Photo: finish Wards Ferry South
We stumbled across this road bike climb on our way home on California’s Highway 120 West, just north of Old Priest Grade, and are we glad we did! The climb begins in Murder’s Gulch -- more on that below.
Both Wards Ferry climbs (North and South) start at Wards Ferry Bridge (aka Graffiti Bridge, called such for good reason) which is 7.5 miles from the intersection of Highway 120 and Wards Ferry Road (it is 1.3 miles from Highway 120 to the finish of Wards Ferry South, and you then ride down the 6.2 miles of the south climb to get to the start of both the north and south climbs -- at the bridge).
We noticed more than the usual graffitti along the route,
But nothing prepared us for what was to come!
The photo above was taken 200 yards from the start of the climb. Notice the angle of the bike -- the first quarter mile is the steepest of the climb at 11%. Overall, the climb is 6.2 miles at a solid 5.5% average grade that does jump into the double figures a few times during the ascent.
Bridge at the one mile mark, just after the first of three short descents on the climb.
The road to the bridge is treacherous: narrow, rough, no guardrails, and a sheer drop off the side. Once at the bottom of the descent, we arrive at one of the most unique bridges we have ever encountered -- certainly the most graffiti-covered, that’s for sure. We highly recommend this climb to go along with Old Priest Grade and all the rides in Yosemite Valley. Do not pass up the Wards Ferry road bike climb if you have the time on your way to Yosemite, you will not regret it.
A very narrow road.
No room for a truck + a bike, much less vehicle on vehicle . . .
This is a terrifying road if you happen to be afraid of heights . . .
. . . as I am. 😰
THE HISTORY OF WARD’S FERRY

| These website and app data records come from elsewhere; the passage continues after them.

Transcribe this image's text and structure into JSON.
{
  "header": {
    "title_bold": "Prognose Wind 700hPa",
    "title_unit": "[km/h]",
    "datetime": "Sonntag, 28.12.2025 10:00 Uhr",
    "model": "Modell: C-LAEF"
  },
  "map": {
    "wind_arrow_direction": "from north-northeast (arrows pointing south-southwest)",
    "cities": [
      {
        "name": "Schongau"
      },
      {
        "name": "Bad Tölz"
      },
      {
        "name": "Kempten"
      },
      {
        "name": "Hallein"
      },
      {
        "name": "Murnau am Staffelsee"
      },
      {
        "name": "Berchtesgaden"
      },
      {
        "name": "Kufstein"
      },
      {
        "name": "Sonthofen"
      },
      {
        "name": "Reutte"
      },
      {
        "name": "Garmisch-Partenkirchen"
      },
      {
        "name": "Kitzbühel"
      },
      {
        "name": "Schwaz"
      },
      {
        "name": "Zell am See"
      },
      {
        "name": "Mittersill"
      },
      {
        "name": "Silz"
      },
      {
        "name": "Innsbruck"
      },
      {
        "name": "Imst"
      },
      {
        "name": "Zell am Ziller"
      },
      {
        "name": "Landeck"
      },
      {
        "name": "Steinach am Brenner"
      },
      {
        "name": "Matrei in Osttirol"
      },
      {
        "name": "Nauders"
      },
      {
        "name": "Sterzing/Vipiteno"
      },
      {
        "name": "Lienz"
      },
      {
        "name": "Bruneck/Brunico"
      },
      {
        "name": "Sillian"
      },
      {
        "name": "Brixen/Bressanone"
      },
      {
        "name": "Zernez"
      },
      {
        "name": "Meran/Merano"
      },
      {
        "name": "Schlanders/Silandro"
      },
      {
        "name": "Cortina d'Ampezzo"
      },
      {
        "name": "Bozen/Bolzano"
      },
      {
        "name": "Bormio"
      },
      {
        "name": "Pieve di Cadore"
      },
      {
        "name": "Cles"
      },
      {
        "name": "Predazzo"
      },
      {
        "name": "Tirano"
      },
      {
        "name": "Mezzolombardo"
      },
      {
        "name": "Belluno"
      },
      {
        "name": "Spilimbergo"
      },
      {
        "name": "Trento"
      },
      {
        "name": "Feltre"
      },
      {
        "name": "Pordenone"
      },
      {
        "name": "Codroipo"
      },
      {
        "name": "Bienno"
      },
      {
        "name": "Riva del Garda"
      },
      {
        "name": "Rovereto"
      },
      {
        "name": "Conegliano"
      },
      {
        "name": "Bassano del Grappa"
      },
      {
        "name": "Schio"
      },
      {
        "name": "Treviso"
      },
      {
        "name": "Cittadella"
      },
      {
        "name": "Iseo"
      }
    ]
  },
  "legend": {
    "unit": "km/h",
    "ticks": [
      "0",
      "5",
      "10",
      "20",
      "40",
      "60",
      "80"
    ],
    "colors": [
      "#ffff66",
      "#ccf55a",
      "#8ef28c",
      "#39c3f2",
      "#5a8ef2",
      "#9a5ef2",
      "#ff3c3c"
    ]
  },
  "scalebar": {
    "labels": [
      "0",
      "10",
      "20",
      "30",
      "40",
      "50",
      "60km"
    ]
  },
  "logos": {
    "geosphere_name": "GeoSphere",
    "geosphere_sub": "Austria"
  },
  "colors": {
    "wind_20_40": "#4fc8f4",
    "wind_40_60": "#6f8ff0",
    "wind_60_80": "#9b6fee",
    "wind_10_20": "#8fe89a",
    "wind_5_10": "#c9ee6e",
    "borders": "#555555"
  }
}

During the gold rush days of the 1850s, miners would have to take a wooden ferry across the Tuolumne River near the start of our bike climb today. Joseph Ward owned such a ferry and accepted payment in gold. These were rugged and remote areas during murderous times, and Mr. Ward was murdered for his gold just four years after he began his ferry enterprise. Despite his untimely death, his name stayed for posterity as the name of the road and the bridge that now crosses the river near his original ferry crossing. There were several gold-related murders in this area which ultimately became known as Murder’s Gulch, for obvious reasons. As for the graffiti-covered bridge we see today? Though the graffiti is neither lawful nor particularly welcome, it could be seen as a work of art, depending on how you look at it. It certainly is colorful, to say the least. Because of the bridge’s remote location, it has been an easy target for taggers of all kinds since it was built in the 1970s. More on the bridge’s and the surrounding area’s colorful history can be found here.